**About this exercise:** Please print the whole listing again, exactly as shown.

┄┄┄┄┄┄┄┄┄┄

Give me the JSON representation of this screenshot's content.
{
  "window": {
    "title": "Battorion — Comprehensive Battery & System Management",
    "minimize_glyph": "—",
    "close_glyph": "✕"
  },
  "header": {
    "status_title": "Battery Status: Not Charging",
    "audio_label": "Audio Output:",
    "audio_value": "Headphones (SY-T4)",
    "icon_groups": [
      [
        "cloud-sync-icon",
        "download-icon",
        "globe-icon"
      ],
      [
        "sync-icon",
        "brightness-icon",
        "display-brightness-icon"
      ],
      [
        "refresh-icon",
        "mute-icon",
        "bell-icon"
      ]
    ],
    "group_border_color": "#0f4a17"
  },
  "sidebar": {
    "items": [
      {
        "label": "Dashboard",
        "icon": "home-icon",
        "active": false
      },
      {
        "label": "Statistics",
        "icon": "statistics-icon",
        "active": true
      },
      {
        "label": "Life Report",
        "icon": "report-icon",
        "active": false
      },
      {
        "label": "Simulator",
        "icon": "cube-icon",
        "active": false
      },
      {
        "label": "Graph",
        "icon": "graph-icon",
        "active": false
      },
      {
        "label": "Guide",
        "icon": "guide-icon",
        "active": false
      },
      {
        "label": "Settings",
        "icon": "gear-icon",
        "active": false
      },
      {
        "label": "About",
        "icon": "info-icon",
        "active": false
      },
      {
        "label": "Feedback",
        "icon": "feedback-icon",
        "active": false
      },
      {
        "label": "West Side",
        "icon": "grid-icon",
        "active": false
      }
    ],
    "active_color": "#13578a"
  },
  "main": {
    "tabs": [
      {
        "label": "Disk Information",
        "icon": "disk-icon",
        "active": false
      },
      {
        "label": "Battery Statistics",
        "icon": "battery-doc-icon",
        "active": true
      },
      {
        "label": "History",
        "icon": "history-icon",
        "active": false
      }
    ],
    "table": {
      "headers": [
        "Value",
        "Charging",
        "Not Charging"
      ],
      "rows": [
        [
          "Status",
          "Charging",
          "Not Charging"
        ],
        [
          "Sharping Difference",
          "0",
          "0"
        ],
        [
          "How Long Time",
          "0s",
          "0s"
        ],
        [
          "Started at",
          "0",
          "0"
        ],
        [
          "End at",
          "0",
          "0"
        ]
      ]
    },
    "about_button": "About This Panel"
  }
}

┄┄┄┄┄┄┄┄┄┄

**Solution for this task:**
Give me the JSON representation of this screenshot's content.
{
  "window": {
    "title": "Battorion — Comprehensive Battery & System Management",
    "minimize_glyph": "—",
    "close_glyph": "✕"
  },
  "header": {
    "status_title": "Battery Status: Not Charging",
    "audio_label": "Audio Output:",
    "audio_value": "Headphones (SY-T4)",
    "icon_groups": [
      [
        "cloud-sync-icon",
        "download-icon",
        "globe-icon"
      ],
      [
        "sync-icon",
        "brightness-icon",
        "display-brightness-icon"
      ],
      [
        "refresh-icon",
        "mute-icon",
        "bell-icon"
      ]
    ],
    "group_border_color": "#0f4a17"
  },
  "sidebar": {
    "items": [
      {
        "label": "Dashboard",
        "icon": "home-icon",
        "active": false
      },
      {
        "label": "Statistics",
        "icon": "statistics-icon",
        "active": true
      },
      {
        "label": "Life Report",
        "icon": "report-icon",
        "active": false
      },
      {
        "label": "Simulator",
        "icon": "cube-icon",
        "active": false
      },
      {
        "label": "Graph",
        "icon": "graph-icon",
        "active": false
      },
      {
        "label": "Guide",
        "icon": "guide-icon",
        "active": false
      },
      {
        "label": "Settings",
        "icon": "gear-icon",
        "active": false
      },
      {
        "label": "About",
        "icon": "info-icon",
        "active": false
      },
      {
        "label": "Feedback",
        "icon": "feedback-icon",
        "active": false
      },
      {
        "label": "West Side",
        "icon": "grid-icon",
        "active": false
      }
    ],
    "active_color": "#13578a"
  },
  "main": {
    "tabs": [
      {
        "label": "Disk Information",
        "icon": "disk-icon",
        "active": false
      },
      {
        "label": "Battery Statistics",
        "icon": "battery-doc-icon",
        "active": true
      },
      {
        "label": "History",
        "icon": "history-icon",
        "active": false
      }
    ],
    "table": {
      "headers": [
        "Value",
        "Charging",
        "Not Charging"
      ],
      "rows": [
        [
          "Status",
          "Charging",
          "Not Charging"
        ],
        [
          "Sharping Difference",
          "0",
          "0"
        ],
        [
          "How Long Time",
          "0s",
          "0s"
        ],
        [
          "Started at",
          "0",
          "0"
        ],
        [
          "End at",
          "0",
          "0"
        ]
      ]
    },
    "about_button": "About This Panel"
  }
}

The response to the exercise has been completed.